The year is 1956. Shinpei Konta, a card shark with five convictions (two for murder) and Susumu Yamaji, a pianist just convicted for murder, are handcuffed together on a train headed for prison. The weather has turned to a blizzard, and a landslide across the tracks derails the train and allows the convicts to escape. However, two men handcuffed together aren’t going to get very far before being spotted. They don’t have any tools that can cut the chain…but they do have something that will cut off a human hand!
This was Yoshihiro Tatsumi’s first “novel-length” manga story. There’s an interview with him to fill out the book, and he explains the commercial aspects of how the story came to be (color pages at the beginning to entice young readers to rent the manga from the store, for example) as well as the creative side. While the cover calls this “legendary”, he notes that it only had moderate success at the time (but proved he was able to sell on his own, rather than just in anthologies.)

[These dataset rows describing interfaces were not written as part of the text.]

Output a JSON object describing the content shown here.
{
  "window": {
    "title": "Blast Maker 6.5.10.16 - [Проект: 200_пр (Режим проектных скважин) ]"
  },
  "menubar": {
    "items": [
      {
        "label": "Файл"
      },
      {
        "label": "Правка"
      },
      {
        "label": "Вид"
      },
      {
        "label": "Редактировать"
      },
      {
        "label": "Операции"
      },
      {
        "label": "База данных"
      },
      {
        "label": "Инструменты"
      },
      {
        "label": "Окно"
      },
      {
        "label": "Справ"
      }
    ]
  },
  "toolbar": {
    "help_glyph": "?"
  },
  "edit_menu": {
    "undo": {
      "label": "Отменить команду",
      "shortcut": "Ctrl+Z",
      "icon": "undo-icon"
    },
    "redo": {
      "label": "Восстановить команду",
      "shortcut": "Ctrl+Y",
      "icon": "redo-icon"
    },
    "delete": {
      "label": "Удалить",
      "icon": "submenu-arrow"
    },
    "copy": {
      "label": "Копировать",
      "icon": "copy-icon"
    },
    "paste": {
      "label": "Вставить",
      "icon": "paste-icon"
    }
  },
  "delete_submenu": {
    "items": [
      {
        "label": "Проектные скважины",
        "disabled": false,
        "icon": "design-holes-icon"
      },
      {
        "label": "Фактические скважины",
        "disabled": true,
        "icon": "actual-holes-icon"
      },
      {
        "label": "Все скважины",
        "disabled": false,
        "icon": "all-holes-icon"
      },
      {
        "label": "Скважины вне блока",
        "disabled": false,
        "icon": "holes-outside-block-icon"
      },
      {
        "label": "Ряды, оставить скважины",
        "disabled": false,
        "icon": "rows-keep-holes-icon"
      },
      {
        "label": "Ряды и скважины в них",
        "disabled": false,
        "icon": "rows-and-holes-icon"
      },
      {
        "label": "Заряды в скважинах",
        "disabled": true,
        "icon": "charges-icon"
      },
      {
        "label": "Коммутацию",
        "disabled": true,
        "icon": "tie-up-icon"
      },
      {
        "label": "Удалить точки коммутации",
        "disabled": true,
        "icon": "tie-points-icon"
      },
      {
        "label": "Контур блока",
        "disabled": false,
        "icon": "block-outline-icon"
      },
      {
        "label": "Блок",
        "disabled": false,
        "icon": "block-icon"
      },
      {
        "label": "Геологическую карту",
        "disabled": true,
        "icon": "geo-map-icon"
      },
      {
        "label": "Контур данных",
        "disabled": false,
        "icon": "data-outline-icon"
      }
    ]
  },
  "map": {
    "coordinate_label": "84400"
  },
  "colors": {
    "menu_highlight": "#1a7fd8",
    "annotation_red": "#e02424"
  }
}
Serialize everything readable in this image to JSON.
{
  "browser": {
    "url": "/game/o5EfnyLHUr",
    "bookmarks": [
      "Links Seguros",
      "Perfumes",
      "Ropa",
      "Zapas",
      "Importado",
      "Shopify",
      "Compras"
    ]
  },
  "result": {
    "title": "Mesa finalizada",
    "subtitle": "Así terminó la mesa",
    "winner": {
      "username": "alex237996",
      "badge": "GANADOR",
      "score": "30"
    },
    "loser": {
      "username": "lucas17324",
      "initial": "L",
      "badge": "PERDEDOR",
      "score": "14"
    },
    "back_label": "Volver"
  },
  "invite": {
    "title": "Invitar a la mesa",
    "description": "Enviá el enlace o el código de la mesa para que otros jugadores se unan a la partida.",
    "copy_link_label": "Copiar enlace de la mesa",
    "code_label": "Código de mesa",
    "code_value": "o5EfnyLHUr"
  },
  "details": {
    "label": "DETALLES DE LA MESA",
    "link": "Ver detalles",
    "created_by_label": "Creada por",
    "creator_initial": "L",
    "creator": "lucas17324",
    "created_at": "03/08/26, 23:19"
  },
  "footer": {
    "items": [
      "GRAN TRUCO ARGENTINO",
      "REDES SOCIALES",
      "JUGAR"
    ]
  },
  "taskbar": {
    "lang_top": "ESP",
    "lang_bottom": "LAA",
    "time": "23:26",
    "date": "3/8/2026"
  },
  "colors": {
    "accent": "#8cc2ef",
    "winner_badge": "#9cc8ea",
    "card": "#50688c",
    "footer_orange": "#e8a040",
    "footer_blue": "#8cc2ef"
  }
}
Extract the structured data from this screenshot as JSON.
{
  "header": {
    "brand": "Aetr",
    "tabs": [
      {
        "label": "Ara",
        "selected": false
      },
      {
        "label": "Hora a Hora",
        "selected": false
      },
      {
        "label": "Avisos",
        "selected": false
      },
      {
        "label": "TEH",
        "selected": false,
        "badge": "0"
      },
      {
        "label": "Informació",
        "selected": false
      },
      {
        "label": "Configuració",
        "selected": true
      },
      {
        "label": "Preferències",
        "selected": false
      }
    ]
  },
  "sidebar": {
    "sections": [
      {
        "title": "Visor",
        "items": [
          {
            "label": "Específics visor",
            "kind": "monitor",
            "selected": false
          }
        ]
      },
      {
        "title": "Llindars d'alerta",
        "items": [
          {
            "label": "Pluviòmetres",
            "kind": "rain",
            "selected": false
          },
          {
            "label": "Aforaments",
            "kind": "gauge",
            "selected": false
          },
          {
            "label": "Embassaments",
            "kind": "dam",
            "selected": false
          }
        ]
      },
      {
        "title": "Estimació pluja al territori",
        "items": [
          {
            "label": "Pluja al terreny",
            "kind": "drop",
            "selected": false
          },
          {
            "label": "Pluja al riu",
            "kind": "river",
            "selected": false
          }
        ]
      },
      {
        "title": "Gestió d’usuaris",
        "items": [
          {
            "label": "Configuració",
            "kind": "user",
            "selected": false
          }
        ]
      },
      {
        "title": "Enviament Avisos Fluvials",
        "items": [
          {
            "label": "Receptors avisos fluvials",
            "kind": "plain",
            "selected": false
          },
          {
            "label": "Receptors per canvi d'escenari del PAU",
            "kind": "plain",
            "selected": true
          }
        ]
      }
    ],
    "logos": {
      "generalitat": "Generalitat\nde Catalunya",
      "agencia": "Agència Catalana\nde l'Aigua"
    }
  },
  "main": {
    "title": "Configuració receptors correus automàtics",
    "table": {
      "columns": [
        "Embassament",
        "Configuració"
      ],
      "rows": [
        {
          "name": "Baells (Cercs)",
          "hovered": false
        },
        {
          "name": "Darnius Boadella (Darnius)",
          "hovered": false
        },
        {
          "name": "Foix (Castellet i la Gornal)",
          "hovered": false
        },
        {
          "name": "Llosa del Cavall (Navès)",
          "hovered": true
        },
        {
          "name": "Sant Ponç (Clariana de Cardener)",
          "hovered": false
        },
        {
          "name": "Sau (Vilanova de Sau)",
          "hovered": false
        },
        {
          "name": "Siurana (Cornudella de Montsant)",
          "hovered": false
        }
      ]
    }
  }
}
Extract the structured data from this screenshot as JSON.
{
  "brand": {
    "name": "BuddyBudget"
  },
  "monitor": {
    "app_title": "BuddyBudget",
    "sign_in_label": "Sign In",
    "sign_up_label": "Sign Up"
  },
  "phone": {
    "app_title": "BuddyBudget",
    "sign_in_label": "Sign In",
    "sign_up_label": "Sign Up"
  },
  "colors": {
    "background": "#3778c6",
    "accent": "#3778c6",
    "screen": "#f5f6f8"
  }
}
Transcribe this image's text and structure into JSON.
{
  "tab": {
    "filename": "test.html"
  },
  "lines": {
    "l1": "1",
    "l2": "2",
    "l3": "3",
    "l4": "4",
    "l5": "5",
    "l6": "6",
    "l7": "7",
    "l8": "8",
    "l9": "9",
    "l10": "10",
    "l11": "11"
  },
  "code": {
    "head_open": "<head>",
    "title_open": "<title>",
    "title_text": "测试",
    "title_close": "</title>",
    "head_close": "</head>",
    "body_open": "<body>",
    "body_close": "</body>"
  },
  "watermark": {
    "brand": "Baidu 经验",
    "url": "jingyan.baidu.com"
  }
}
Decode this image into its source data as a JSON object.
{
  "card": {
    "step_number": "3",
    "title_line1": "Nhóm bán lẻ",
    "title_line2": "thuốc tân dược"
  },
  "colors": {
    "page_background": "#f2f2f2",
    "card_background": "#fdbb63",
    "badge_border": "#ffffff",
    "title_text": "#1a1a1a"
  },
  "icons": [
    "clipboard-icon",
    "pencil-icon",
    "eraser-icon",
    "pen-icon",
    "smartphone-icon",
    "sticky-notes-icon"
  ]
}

The story has noir-ish touches, and I could see it as an hour-long live action TV drama (half an hour with some cuts.) Much of the story is Susumu flashing back to his romance with a circus singer, and a drunken brawl that led to the death of the ringmaster. Susumu is not a hardened criminal, and wants to protect his hands. Shinpei, on the other hand, has already spent a total of thirty years in jail, is far more ruthless, and needs both his hands as well.
The art is crude by modern standards, but effective, and conveys the heavy weather well. The writing is likewise somewhat old-fashioned, going for suspense. Content warning for off-screen domestic abuse.
Since this is complete in one volume, it’s a good choice for those who’d like to sample older manga or have a taste for crime fiction.